There does seem to be a slight difference between the Air keyboard and the Retina keyboard. The keys feel ever so slightly taller, which is an improvement in my mind. This difference might also be just the fact that my laptop is newer and the keyboard hasn’t been broken in yet. I don’t have a caliper handy to measure the key heights, and visually the difference isn’t really discernible. There is the possibility that there is more key travel, I’m not sure.
One of the most common typos I make as a result of the low-profile keys is that I miss the space bar with my thumb. I also accidentally miss the n and v keys and hit the space bar by accident. I’m still adjusting to the option key placement and the page up/down arrangement (which I submit is a superior design to the common PC keyboard layout where the “big six” are placed somewhere above the arrow keys).
The touchpad is one thing that I think is great. I don’t think it’s better than the Trackpoint on my old X200, but it is certainly on par. Really, I love three-finger drag and tap-to click (neither of which are enabled in the system preferences by default, unbelievably). I miss not having to move my fingers off of the home row keys though. This is one advantage that the trackpoint had that is not likely to be replicated by any other pointing device. I have to admit that there are some times when I accidentally nudge the pointer when typing but it is extremely rare once you get used to the keyboard.
So it kind of seems silly to judge a laptop so harshly on the keyboard and pointing device, but unfortunately that’s a big part of how my laptop gets used.
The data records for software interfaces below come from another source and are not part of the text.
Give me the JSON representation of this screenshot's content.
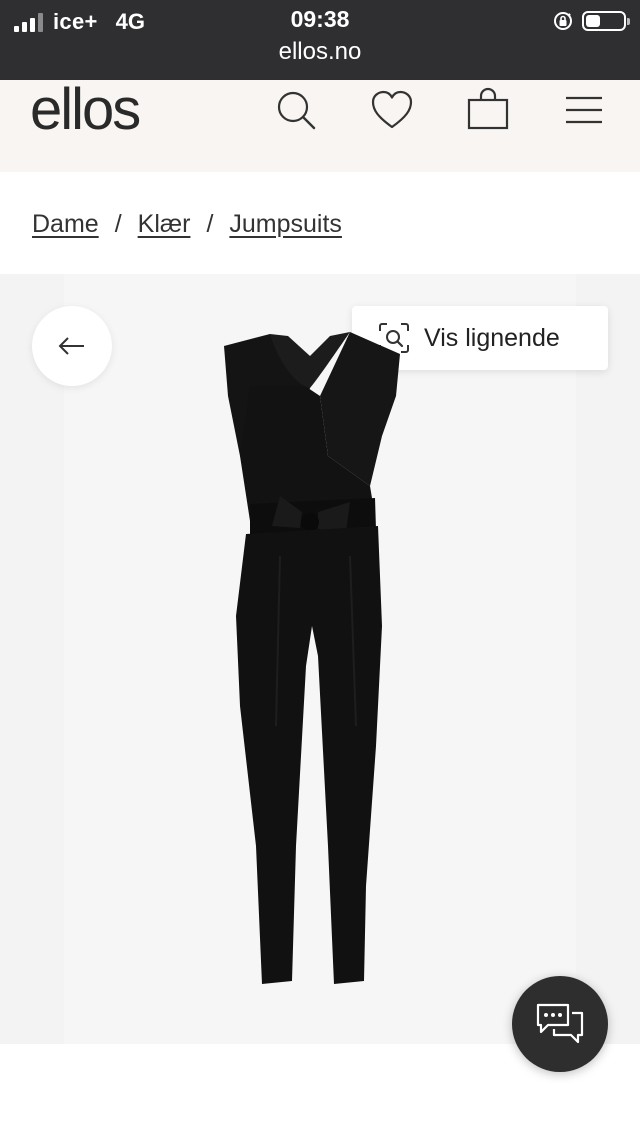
{
  "status_bar": {
    "carrier": "ice+",
    "network": "4G",
    "time": "09:38",
    "url": "ellos.no"
  },
  "header": {
    "logo": "ellos",
    "icons": [
      "search-icon",
      "heart-icon",
      "shopping-bag-icon",
      "menu-icon"
    ]
  },
  "breadcrumb": {
    "items": [
      "Dame",
      "Klær",
      "Jumpsuits"
    ],
    "separator": "/"
  },
  "gallery": {
    "similar_label": "Vis lignende",
    "back_icon": "arrow-left-icon",
    "similar_icon": "visual-search-icon",
    "product_image": "black-jumpsuit"
  },
  "chat": {
    "icon": "chat-bubbles-icon"
  },
  "colors": {
    "status_bar_bg": "#2f2f31",
    "header_bg": "#f8f5f2",
    "text": "#333333",
    "gallery_bg": "#f3f3f3",
    "chat_bg": "#2e2e2e"
  }
}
The display and IO devices are very important to me.
Speaking of the display, of course the retina display is really amazing. However, some legacy software doesn’t display well with it. One of the biggest issues I have with this is VirtualBox. When I’m running my Windows virtual machines the emulated display is kind of fuzzy. The VirtualBox guys will probably address this soon, and it’s not a show stopper for me, as it’s still very usable.
The new retina design doesn’t include a DVD drive so the body is a little thinner and smaller than the regular 13″ Mac. It’s also something like a full pound lighter. I weighed mine and it came in at 3.6lb, 0.2lb lighter than my old X200 (which was amazingly light, even with a 9 cell battery).
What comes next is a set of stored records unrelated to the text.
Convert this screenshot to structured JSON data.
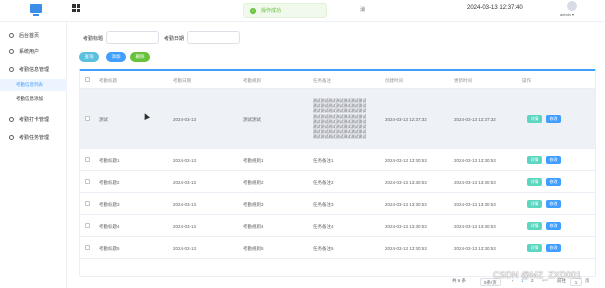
{
  "header": {
    "toast": "操作成功",
    "tail_text": "消",
    "clock": "2024-03-13 12:37:40",
    "user": "admin ▾"
  },
  "sidebar": {
    "items": [
      {
        "label": "后台首页"
      },
      {
        "label": "系统用户"
      },
      {
        "label": "考勤信息管理"
      },
      {
        "label": "考勤打卡管理"
      },
      {
        "label": "考勤任务管理"
      }
    ],
    "subs": [
      {
        "label": "考勤信息列表"
      },
      {
        "label": "考勤信息添加"
      }
    ]
  },
  "search": {
    "label1": "考勤标题",
    "label2": "考勤日期",
    "btn_search": "查询",
    "btn_add": "添加",
    "btn_delete": "删除"
  },
  "table": {
    "headers": [
      "考勤标题",
      "考勤日期",
      "考勤规则",
      "任务备注",
      "创建时间",
      "更新时间",
      "操作"
    ],
    "row1": {
      "title": "测试",
      "date": "2024-03-13",
      "rule": "测试测试",
      "note": "测试测试测试测试测试测试测试\n测试测试测试测试测试测试测试\n测试测试测试测试测试测试测试\n测试测试测试测试测试测试测试\n测试测试测试测试测试测试测试\n测试测试测试测试测试测试测试\n测试测试测试测试测试测试测试\n测试测试测试测试测试测试测试",
      "created": "2024-03-13 12:37:32",
      "updated": "2024-03-13 12:37:32"
    },
    "rows": [
      {
        "title": "考勤标题1",
        "date": "2024-03-13",
        "rule": "考勤规则1",
        "note": "任务备注1",
        "created": "2024-03-13 13:30:53",
        "updated": "2024-03-13 13:30:53"
      },
      {
        "title": "考勤标题2",
        "date": "2024-03-13",
        "rule": "考勤规则2",
        "note": "任务备注2",
        "created": "2024-03-13 13:30:53",
        "updated": "2024-03-13 13:30:53"
      },
      {
        "title": "考勤标题3",
        "date": "2024-03-13",
        "rule": "考勤规则3",
        "note": "任务备注3",
        "created": "2024-03-13 13:30:53",
        "updated": "2024-03-13 13:30:53"
      },
      {
        "title": "考勤标题4",
        "date": "2024-03-13",
        "rule": "考勤规则4",
        "note": "任务备注4",
        "created": "2024-03-13 13:30:53",
        "updated": "2024-03-13 13:30:53"
      },
      {
        "title": "考勤标题5",
        "date": "2024-03-13",
        "rule": "考勤规则5",
        "note": "任务备注5",
        "created": "2024-03-13 13:30:53",
        "updated": "2024-03-13 13:30:53"
      }
    ],
    "btn_detail": "详情",
    "btn_edit": "修改"
  },
  "pager": {
    "total": "共 6 条",
    "size": "5条/页",
    "page1": "1",
    "page2": "2",
    "next": "›",
    "goto": "前往",
    "page_input": "1",
    "page_suffix": "页"
  },
  "watermark": "CSDN @MZ_ZXD001",
  "colors": {
    "primary": "#409eff",
    "success": "#67c23a",
    "teal": "#5cd6c0",
    "danger": "#f56c6c"
  }
}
I had some WiFi speed issues that turned out to be caused by my router, rather than the Mac. I’m not sure what the problem was, but the Air had the same issue. When I switched from the wireless access point provided by my ISP to my own D-Link router, the speed problems went away. I spent a considerable amount of time trying to fix this issue so hopefully this saves a few of you some time.
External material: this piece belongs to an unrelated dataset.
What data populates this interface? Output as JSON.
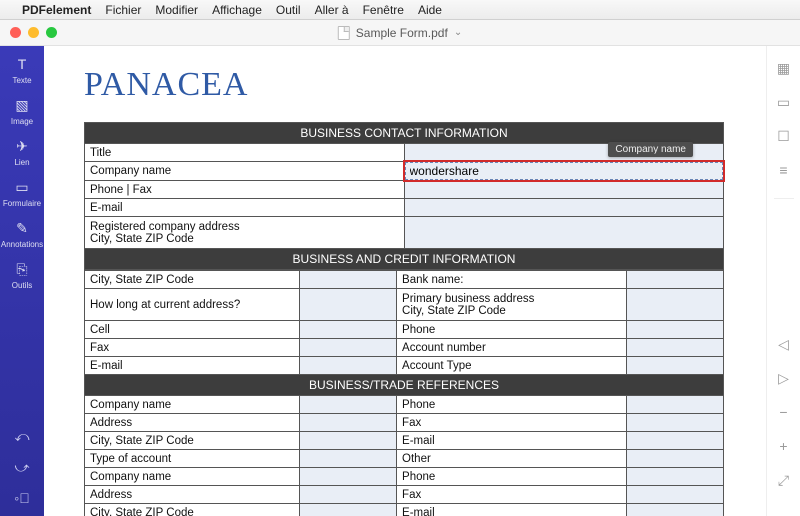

The other surprise for me was that like the Air, nothing is upgradeable on the Retina. I was hoping to use my new 256GB SSD instead of the 128GB drive that I got, but it turns out not to be possible. In making the body thinner, they have foregone the traditional laptop drive form factor. My understanding is that there are some third parties out there making SSD modules that will fit the Retina, but they are expensive and won’t help me use my existing SSD.
This isn’t intended to be a full review, just my initial thoughts, so I’m not going to get into any details about speed or other hardware. I’m just interested in noting the differences between my beloved Thinkpad and the Air (which I really wish was powerful enough to be my main machine – maybe in the future).